[Opening ENTRIES SHOWN section]

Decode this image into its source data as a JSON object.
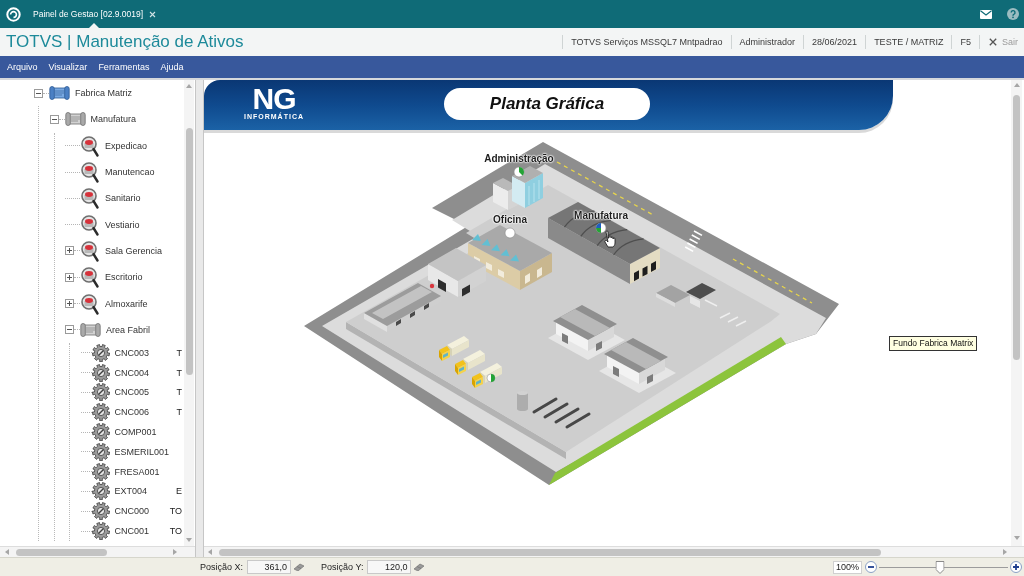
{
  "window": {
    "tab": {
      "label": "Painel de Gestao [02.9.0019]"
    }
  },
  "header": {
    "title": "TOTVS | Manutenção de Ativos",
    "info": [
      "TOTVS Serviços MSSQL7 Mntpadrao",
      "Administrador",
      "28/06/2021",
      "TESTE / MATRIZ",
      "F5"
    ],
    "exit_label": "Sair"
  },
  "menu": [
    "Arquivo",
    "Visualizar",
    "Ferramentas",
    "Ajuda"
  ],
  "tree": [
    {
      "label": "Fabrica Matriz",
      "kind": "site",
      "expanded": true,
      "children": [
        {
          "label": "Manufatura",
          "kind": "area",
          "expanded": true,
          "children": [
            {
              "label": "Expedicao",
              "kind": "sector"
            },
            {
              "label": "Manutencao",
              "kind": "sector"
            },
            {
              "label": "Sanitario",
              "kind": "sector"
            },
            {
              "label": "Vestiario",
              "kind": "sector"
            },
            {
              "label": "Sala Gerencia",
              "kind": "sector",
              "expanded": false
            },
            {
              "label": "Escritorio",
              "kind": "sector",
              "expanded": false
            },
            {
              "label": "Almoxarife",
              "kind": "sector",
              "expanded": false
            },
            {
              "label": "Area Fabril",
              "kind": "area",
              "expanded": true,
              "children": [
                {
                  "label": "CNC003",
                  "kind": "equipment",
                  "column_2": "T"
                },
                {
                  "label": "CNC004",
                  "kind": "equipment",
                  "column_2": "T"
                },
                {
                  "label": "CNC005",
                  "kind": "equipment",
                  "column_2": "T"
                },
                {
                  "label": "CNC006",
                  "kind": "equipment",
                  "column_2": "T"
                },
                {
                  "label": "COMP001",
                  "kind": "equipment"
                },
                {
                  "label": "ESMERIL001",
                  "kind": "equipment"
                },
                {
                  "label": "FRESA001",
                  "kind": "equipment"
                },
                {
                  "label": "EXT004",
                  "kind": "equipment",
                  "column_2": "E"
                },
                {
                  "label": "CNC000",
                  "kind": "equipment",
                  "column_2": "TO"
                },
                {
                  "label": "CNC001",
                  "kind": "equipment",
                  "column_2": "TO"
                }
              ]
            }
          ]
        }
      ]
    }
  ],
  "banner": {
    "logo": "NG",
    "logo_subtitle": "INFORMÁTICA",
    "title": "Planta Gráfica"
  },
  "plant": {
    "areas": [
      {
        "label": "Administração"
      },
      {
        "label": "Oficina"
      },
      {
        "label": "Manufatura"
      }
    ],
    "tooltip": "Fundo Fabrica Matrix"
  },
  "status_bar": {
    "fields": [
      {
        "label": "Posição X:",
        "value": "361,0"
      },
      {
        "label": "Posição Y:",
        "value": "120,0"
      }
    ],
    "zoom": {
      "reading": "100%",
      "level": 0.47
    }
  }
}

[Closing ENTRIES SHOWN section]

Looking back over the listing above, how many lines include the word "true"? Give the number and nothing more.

▶ FINISHED EXERCISE
3